The bioinformatics community offers a wealth of tools, each honed to perform a specific function. Performing complex tasks will invariably involve passing your data from one of these tools to another – along with suitable parameters – and writing some scripts to connect the pieces. To record this sequence of steps and describe the results, a log or README is usually written. This certainly gets the job done, but I argue there is a better way to create and record workflows involving a mixture of command line tools, scripting languages, and written narrative: Jupyter Notebook. The Jupyter Notebook is a browser-based command shell for interactive computing in several languages: Python, bash, R, Julya, Haskell, Ruby, and more. To provide a feel for what Jupyter Notebook can do I’ll first present an overview of the user interface. The second part of this blog post will discuss use cases.

 

Note: you can view this blog post as a notebook here
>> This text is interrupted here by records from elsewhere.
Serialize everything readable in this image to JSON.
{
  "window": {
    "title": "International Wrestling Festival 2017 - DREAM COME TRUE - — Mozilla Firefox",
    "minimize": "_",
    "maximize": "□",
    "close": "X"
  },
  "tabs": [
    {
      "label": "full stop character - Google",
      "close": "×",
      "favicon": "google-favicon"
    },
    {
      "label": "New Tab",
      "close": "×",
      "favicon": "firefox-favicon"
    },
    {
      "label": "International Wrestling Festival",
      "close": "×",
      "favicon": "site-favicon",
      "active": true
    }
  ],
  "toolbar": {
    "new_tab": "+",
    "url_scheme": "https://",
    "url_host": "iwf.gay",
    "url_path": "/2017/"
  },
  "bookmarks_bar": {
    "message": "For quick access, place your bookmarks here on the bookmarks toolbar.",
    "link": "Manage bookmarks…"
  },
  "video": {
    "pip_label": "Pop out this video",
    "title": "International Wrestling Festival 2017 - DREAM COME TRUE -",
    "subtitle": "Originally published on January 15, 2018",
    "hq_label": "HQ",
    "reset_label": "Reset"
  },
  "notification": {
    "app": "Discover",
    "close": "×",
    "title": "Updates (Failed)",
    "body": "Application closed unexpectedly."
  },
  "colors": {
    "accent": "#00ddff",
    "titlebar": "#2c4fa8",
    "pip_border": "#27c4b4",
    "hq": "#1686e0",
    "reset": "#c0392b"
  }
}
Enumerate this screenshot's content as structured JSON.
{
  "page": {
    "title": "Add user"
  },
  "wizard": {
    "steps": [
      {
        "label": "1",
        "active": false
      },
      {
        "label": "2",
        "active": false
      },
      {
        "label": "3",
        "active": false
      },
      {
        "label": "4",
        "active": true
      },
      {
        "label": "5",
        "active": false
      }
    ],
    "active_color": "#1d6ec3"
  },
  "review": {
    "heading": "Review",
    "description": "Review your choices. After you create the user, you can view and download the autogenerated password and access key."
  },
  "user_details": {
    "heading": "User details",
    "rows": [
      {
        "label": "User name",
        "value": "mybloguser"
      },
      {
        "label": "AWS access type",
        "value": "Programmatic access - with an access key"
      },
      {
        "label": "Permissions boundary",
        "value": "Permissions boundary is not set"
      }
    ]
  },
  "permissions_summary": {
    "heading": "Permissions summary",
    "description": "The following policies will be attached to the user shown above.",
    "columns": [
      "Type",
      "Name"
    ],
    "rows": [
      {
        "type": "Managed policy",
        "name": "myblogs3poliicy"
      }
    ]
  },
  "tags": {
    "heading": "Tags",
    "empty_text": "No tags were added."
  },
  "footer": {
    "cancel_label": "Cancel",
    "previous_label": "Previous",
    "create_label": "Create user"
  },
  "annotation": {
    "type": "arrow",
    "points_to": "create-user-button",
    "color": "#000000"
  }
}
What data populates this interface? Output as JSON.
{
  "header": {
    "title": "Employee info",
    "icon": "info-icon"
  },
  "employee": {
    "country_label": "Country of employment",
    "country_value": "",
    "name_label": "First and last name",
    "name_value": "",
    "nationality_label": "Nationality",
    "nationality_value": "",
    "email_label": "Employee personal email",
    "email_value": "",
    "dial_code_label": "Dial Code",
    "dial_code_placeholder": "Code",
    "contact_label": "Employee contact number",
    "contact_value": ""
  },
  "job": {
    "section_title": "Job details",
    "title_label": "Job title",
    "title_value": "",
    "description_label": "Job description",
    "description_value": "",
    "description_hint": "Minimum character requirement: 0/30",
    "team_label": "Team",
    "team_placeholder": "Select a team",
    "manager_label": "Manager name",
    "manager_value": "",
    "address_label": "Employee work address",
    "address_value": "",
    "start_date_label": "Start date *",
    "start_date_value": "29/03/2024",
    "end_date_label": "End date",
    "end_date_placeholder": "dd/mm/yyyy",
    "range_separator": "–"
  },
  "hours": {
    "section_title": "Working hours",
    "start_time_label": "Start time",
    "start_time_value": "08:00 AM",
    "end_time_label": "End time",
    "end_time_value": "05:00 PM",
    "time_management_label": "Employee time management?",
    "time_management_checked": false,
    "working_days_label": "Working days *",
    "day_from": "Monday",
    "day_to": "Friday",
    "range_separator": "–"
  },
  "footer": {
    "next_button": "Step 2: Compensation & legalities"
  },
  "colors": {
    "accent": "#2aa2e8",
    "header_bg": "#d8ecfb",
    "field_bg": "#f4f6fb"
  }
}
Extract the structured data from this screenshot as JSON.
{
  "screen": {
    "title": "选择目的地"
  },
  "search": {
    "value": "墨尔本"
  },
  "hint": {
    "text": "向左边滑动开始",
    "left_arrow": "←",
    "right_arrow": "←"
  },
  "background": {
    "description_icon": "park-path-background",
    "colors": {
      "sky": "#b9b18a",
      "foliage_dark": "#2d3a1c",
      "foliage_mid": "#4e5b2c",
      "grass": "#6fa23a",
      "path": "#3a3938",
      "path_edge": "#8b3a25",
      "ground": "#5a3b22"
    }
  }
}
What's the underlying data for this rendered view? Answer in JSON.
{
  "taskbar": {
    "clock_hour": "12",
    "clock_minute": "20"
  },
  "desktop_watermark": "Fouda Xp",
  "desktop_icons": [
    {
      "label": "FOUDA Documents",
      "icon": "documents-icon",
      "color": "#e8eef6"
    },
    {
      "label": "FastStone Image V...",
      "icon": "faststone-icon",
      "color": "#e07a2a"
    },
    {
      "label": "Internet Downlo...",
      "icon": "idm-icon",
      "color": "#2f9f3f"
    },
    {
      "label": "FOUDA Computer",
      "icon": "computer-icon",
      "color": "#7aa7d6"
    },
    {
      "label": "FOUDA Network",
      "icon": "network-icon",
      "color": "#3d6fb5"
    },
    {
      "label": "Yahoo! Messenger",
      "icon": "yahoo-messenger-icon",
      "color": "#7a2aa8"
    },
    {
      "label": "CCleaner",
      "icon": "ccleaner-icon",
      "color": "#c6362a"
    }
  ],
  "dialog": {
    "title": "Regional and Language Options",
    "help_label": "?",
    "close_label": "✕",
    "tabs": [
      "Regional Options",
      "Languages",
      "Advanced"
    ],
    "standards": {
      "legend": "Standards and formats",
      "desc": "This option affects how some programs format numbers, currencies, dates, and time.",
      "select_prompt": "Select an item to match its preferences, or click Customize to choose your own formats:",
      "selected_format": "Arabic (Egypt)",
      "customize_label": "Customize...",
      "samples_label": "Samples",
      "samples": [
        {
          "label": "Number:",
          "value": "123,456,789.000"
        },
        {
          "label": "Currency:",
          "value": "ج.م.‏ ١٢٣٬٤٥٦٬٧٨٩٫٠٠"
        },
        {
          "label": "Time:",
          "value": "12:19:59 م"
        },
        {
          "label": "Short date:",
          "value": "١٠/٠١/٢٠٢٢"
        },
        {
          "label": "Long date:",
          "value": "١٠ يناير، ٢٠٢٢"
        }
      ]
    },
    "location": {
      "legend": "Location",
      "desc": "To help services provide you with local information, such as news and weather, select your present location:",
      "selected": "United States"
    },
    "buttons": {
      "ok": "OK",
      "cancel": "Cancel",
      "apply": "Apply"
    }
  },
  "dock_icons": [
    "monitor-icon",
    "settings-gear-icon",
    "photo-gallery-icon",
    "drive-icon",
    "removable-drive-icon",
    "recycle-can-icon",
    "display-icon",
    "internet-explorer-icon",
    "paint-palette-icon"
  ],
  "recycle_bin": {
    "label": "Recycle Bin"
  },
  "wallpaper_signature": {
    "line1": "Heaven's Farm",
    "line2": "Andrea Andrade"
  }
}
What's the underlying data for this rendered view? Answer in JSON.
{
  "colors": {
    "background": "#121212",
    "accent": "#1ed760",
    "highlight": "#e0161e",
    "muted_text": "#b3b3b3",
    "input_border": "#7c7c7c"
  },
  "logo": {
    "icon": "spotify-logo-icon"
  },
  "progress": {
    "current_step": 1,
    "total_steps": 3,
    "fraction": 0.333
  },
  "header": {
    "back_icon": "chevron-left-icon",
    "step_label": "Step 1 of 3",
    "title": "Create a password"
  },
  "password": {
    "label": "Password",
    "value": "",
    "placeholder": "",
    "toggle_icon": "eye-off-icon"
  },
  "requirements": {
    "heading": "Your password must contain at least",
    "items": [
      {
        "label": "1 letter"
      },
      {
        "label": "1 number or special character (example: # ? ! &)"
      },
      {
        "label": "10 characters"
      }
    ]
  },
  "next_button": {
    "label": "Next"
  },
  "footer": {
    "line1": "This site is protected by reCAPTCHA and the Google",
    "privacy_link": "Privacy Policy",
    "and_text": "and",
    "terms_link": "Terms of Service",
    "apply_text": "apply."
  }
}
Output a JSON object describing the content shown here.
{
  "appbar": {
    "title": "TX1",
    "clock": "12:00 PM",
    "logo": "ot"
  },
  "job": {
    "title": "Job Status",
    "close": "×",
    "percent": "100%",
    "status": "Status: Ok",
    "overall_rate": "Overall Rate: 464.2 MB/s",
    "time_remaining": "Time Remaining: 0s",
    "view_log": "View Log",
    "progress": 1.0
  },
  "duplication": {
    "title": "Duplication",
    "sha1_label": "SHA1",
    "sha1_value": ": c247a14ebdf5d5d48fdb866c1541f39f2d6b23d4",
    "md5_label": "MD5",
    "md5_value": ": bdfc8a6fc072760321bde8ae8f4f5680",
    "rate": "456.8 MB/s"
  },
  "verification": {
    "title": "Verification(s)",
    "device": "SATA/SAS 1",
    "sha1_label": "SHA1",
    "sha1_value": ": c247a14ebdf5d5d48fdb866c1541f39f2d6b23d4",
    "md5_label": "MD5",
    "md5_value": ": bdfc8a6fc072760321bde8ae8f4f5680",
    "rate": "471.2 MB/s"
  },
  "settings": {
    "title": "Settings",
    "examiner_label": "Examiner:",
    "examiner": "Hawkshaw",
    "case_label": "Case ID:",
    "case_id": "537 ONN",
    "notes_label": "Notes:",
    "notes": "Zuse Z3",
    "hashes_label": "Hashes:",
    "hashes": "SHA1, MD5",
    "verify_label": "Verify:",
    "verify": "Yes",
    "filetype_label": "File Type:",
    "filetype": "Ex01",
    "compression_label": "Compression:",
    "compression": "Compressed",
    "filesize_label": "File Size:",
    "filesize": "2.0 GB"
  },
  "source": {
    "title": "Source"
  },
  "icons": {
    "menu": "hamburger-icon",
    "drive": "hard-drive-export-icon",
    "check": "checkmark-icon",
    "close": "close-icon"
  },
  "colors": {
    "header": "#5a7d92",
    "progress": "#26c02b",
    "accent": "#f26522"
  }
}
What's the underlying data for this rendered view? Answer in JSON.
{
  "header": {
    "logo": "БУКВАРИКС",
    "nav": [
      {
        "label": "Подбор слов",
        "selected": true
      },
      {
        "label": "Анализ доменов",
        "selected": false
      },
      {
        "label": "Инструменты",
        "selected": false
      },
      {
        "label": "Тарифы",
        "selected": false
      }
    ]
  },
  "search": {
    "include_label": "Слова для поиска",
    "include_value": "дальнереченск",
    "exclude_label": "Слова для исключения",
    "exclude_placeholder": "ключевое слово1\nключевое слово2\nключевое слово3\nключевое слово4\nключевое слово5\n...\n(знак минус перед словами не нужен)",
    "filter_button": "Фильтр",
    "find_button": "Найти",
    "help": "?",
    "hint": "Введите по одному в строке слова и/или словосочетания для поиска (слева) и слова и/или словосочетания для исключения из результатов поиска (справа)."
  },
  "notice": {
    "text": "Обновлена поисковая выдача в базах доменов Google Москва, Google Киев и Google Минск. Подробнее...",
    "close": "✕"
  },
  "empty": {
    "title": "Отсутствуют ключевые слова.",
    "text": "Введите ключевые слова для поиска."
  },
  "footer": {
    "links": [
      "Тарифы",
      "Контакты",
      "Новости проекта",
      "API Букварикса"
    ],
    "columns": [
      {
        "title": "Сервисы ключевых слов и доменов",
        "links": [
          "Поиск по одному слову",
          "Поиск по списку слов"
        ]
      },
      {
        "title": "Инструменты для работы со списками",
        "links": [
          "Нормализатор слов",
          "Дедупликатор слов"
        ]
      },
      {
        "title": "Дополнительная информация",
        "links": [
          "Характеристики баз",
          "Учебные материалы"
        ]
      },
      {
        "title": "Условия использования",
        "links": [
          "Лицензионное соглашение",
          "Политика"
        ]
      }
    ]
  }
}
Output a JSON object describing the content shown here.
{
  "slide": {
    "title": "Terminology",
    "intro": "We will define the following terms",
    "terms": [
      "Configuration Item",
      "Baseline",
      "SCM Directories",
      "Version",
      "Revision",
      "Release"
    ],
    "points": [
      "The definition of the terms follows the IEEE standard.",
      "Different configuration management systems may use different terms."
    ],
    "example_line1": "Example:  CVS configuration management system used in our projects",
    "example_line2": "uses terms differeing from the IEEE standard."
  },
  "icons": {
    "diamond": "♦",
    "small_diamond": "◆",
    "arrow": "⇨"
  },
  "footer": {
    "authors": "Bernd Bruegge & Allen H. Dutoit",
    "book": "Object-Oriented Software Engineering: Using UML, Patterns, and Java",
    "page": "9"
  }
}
Overview

Once you’ve got Jupyter Notebook installed (instructions here or try it out in your browser without installing anything here) you can start a notebook server from the terminal with $ jupyter notebook. With a new notebook opened, you’ll see something like this:

Cells

The cell (the box with In [ ]) at the top of the page is the place to provide some sort of input:

  • code
  • terminal commands
  • markdown text
  • mathematical expressions
  • html

Pressing shift-enter will compute the input will and return results in an output cell as shown below:

A useful aspect of this input/output configuration is that after saving, closing and reopening the notebook, all of your work will be reproduced immediately without the need to recompute anything again. In addition, with the rich text formatting (markdown, latex math), you are able to discuss code, output and plots alike:

Terminal commands

If you are using the Python kernel, Jupyter will interpret any cells that start with ! as terminal commands and %%bash as bash commands. This enables you to quickly change directories, list directory contents, do some awk, submit jobs and check on job status all from one notebook (and record your activity too). Note that this doesn’t require a kernel change, other cells will still be interpreted as Python.

Multiple programming language support

You’ll notice that at the top of the page is the word Python. This indicates which kernel is being used. You can change this at any point Kernel > Change kernel (to install more kernels, following instructions here). This ability enables you in one notebook to:

  • prepare some data with Python
  • run command line tools
  • change kernel
  • analyze and plot the output with R

Export and share

As well as the standard ipynb file type, a notebook can be exported in html, pdf and markdown. These exports make it very convenient to share all computational aspects of some analysis with collaborators.

If your analysis can be in the pubic domain, you can push your code to github repository where it can be hosted and rendered for free with the nbviewer. This blog post, for example, is based on a Jupyter notebook in a github repository and is rendered here.

 

Magic, Autcomoplete and Help

To draw this feature showcase to a close it is worth mentioning the following utilities:

Autocompletion

Pressing <tab> after typing a few characters will present:

  • available variables that match your characters
  • a list of modules/functions for a package

Magic

There are several built-in Jupyter functions called magic commands, all preceded by %%. Particularly useful are:

%%perl

Executes the input cell contents as a perl subprocess, without needing to change kernel.

%%who_ls

Lists all interactive variables entered so far.

%%timeit

Times function execution, useful when optimizing code to be as quick as possible.

Help

A time saving feature is immediate access to the help or docstring. Typing a question mark after any object, function or method will return the docstring within the browser.

Use Cases

Personal log

The features described above make a compelling case for a one-stop-shop solution to recording your daily computational work. Often scripts, results, logs are in separate files. Jupyter, on the other hand, provides a unifying platform to view all of these.

Education and training

Being able to present a mix of narrative, code, and output, a notebook is a great vehicle for teaching. If the learner has the .ipynb file, it is a great way to modify and play around with the code and observe immediately observe the effects. There are some great examples of using a notebook as an educational medium:

An extensive gallery of interesting IPython Notebooks has been collected and is available here

Learning material is rarely static and is constantly being evolved. Adding a notebook to a publicly available github repository would be an excellent way to iteratively improve material, as is done for several of the notebooks listed above.

Reproducibility

Providing a self contained notebook that lists all steps performed in an analysis is a great way to supplement papers. Several papers currently have notebooks included in the supplementary material. For example, The probability of improvement in Fisher’s geometric model: A probabilistic approach by Yoav Ram and Lilach Hadany has provided an excellent publicly available notebook which details the steps used to generate a figure from their article.

Conclusion

Jupyter notebooks can serve to record daily computational work, provide an excellent teaching platform, and capture and share computational steps in supplementary material. As most of science is becoming increasingly computational, tools such as Jupyter Notebook will help to record and share the many computations a scientist will perform on a daily basis.

Resources and Further Reading

1 Comment

  1. Amazing!